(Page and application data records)
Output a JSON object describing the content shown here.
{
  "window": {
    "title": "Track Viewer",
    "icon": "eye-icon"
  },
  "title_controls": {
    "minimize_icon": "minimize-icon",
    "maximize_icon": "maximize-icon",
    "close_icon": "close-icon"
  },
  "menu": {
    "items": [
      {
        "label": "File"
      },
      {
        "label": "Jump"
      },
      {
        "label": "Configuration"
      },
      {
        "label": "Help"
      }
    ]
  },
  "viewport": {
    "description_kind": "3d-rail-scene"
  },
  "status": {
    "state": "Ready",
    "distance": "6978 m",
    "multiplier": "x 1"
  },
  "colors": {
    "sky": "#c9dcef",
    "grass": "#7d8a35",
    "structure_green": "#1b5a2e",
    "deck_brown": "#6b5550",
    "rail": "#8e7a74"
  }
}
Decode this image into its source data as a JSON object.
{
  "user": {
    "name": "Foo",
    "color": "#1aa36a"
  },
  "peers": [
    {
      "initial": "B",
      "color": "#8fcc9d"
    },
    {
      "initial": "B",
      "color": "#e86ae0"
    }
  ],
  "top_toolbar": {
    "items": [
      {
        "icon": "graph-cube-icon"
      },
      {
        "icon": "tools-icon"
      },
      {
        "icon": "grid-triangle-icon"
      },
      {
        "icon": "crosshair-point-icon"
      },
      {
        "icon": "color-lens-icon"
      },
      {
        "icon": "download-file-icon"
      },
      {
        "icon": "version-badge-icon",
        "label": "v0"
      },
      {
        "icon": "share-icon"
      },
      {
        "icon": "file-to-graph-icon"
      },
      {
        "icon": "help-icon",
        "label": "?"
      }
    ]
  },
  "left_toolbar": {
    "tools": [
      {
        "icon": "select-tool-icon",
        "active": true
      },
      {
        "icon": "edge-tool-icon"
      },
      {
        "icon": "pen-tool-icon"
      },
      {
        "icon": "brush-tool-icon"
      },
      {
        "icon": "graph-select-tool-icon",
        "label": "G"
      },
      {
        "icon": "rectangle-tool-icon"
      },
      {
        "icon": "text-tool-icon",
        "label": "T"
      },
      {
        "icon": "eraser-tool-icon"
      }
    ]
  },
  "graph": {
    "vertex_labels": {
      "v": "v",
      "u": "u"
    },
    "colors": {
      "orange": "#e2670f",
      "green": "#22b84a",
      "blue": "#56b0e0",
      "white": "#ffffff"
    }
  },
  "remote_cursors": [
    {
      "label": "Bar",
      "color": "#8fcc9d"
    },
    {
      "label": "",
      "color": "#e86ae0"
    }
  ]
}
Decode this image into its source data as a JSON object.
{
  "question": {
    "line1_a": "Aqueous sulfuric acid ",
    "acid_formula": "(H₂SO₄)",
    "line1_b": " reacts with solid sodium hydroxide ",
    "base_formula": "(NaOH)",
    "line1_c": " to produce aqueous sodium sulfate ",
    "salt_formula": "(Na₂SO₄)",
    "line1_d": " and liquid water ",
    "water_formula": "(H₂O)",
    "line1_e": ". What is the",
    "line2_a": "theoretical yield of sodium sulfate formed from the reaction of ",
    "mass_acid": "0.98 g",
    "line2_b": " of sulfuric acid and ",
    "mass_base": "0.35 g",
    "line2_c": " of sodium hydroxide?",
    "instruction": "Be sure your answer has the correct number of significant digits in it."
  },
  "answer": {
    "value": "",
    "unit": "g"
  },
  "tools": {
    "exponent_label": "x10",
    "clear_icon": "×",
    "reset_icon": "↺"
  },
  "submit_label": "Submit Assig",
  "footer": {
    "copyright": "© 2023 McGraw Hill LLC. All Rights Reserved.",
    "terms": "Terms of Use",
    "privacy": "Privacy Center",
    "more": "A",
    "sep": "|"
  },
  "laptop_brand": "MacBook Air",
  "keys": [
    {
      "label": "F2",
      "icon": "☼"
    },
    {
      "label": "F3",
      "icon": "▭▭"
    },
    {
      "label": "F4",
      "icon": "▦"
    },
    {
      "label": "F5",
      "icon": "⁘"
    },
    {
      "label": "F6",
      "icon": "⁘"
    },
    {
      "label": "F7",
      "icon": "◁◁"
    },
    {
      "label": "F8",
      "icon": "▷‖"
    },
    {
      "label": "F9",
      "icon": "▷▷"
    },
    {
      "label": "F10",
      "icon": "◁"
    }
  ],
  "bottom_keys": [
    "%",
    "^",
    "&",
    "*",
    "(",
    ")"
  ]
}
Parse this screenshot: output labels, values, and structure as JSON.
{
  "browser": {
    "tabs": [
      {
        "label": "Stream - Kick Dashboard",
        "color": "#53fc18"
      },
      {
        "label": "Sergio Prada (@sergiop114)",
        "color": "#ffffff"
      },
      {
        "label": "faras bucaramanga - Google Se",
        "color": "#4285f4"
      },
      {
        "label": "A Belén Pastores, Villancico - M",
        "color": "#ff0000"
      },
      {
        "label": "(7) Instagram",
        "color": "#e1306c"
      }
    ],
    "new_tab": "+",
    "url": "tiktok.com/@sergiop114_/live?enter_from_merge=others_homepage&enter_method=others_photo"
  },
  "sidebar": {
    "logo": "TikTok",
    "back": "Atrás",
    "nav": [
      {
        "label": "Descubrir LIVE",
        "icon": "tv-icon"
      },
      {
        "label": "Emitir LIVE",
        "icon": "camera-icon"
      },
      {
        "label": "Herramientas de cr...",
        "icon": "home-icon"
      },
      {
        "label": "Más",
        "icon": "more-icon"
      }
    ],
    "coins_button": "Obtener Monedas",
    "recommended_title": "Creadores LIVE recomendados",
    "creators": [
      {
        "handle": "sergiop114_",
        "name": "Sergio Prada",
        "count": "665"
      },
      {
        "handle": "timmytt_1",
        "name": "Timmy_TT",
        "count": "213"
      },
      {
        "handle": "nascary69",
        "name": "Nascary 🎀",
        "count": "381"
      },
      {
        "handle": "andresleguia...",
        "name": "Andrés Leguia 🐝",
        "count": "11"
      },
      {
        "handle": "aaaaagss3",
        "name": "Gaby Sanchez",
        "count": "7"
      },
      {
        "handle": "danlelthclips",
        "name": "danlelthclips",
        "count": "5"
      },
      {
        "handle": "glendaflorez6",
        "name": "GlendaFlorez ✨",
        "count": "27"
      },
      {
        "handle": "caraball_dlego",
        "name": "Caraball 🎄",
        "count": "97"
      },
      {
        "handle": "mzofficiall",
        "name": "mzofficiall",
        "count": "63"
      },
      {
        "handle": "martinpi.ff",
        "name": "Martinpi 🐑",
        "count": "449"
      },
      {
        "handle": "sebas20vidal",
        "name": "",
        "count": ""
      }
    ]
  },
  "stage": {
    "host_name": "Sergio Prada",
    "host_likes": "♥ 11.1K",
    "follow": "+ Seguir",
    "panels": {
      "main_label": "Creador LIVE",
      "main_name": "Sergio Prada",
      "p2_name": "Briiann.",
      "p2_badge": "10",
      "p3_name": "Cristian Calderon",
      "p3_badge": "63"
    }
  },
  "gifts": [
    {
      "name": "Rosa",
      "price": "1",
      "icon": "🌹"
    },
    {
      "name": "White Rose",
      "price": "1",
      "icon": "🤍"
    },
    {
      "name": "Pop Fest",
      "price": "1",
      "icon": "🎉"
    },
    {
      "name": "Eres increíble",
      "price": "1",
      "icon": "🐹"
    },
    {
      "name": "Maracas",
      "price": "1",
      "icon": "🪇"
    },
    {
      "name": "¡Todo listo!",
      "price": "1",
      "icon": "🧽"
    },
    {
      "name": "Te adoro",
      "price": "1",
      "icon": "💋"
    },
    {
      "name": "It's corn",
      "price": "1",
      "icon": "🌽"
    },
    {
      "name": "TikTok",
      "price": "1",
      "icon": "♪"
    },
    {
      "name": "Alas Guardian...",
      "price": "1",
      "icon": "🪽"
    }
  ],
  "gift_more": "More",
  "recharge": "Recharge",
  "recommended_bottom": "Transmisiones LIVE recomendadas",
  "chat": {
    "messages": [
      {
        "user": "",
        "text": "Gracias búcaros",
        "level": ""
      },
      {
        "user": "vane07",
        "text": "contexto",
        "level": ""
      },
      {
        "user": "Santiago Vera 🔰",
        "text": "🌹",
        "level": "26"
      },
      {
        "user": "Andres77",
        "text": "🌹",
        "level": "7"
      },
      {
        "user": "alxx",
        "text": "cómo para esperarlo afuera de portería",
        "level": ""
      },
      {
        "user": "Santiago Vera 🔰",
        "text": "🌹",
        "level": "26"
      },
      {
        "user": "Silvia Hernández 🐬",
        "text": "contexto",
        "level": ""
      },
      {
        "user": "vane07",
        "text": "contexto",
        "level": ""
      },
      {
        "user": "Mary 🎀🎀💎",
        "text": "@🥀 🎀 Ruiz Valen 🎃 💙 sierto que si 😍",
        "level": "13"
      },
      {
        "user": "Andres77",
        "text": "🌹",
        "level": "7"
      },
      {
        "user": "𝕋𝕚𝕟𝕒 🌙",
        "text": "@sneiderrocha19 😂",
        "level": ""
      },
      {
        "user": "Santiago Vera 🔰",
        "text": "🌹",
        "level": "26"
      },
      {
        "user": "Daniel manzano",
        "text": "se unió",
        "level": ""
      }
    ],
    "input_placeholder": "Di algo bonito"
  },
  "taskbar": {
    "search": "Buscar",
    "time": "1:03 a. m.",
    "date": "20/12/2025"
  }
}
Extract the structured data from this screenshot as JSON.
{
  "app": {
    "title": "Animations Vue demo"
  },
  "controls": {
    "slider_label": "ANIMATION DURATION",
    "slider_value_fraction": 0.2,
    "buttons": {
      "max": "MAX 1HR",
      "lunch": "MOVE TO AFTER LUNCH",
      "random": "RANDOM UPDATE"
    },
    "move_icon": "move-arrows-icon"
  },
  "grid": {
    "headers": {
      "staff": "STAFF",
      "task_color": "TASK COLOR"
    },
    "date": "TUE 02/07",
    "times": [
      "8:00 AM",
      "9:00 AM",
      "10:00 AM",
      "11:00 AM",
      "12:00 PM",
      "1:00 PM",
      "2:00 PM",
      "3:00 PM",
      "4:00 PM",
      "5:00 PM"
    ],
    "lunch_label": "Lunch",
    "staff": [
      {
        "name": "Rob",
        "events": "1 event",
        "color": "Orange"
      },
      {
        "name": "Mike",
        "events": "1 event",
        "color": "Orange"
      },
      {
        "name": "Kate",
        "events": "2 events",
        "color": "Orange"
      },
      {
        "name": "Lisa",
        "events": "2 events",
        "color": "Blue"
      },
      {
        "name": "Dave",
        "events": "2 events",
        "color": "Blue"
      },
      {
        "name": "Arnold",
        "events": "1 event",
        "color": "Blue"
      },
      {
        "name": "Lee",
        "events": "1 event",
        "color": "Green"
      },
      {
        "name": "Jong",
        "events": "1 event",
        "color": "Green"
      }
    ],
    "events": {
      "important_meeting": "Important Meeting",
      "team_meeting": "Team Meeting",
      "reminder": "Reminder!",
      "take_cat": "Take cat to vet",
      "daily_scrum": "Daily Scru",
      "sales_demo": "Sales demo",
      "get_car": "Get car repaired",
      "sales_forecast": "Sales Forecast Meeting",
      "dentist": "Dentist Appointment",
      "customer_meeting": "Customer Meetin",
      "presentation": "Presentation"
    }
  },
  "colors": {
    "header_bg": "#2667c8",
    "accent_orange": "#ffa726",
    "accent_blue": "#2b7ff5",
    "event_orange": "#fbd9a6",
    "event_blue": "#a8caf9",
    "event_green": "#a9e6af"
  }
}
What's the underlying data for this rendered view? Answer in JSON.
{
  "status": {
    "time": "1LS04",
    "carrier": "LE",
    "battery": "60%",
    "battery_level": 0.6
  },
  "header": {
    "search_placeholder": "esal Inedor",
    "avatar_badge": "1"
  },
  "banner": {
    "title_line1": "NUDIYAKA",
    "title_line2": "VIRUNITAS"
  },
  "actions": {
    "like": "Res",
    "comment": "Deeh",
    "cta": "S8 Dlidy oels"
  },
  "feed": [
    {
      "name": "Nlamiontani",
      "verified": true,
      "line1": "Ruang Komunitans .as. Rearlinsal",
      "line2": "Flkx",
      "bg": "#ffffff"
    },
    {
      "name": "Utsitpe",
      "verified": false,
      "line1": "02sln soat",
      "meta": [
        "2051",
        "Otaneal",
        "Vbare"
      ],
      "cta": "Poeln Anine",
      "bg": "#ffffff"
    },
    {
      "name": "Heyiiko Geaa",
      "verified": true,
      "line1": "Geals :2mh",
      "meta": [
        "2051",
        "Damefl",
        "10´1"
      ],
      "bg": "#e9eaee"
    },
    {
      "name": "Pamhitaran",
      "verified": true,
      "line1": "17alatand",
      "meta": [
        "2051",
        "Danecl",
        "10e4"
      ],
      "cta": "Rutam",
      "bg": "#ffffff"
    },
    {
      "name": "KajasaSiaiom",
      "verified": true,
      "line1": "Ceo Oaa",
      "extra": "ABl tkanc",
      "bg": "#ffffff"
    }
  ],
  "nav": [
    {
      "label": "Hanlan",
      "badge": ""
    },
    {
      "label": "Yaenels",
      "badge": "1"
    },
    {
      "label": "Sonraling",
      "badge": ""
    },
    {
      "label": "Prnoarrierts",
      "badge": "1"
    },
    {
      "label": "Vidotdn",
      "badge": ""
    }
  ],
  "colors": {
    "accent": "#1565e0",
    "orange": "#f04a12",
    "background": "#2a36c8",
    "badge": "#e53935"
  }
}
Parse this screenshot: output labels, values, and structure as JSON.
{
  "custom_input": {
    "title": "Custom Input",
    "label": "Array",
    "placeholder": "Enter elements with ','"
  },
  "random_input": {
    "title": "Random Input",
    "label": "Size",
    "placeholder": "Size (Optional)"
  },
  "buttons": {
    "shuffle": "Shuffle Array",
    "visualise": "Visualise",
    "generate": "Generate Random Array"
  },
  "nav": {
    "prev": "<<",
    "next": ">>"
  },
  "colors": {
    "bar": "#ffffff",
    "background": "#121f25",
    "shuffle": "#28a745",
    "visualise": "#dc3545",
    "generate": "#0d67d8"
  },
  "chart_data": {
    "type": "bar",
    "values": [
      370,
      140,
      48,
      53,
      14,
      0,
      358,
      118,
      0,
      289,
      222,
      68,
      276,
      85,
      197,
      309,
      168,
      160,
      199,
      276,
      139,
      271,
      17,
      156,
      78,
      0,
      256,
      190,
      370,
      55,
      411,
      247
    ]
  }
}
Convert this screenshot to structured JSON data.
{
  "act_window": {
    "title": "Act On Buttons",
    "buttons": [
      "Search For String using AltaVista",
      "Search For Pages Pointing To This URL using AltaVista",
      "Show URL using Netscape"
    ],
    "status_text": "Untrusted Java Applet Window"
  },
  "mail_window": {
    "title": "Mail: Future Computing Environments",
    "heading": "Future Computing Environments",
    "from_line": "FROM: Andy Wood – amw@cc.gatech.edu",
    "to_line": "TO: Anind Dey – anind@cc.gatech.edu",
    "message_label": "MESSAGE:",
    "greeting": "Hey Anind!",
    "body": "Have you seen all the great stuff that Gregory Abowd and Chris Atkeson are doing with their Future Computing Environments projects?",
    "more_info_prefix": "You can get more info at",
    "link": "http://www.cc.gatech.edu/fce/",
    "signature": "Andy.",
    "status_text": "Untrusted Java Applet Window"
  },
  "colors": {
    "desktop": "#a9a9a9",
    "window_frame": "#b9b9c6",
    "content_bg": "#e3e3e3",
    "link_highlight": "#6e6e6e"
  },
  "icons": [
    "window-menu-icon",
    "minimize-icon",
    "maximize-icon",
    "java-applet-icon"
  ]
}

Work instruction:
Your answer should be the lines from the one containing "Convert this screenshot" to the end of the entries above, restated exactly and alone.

Output for this exercise:
Convert this screenshot to structured JSON data.
{
  "act_window": {
    "title": "Act On Buttons",
    "buttons": [
      "Search For String using AltaVista",
      "Search For Pages Pointing To This URL using AltaVista",
      "Show URL using Netscape"
    ],
    "status_text": "Untrusted Java Applet Window"
  },
  "mail_window": {
    "title": "Mail: Future Computing Environments",
    "heading": "Future Computing Environments",
    "from_line": "FROM: Andy Wood – amw@cc.gatech.edu",
    "to_line": "TO: Anind Dey – anind@cc.gatech.edu",
    "message_label": "MESSAGE:",
    "greeting": "Hey Anind!",
    "body": "Have you seen all the great stuff that Gregory Abowd and Chris Atkeson are doing with their Future Computing Environments projects?",
    "more_info_prefix": "You can get more info at",
    "link": "http://www.cc.gatech.edu/fce/",
    "signature": "Andy.",
    "status_text": "Untrusted Java Applet Window"
  },
  "colors": {
    "desktop": "#a9a9a9",
    "window_frame": "#b9b9c6",
    "content_bg": "#e3e3e3",
    "link_highlight": "#6e6e6e"
  },
  "icons": [
    "window-menu-icon",
    "minimize-icon",
    "maximize-icon",
    "java-applet-icon"
  ]
}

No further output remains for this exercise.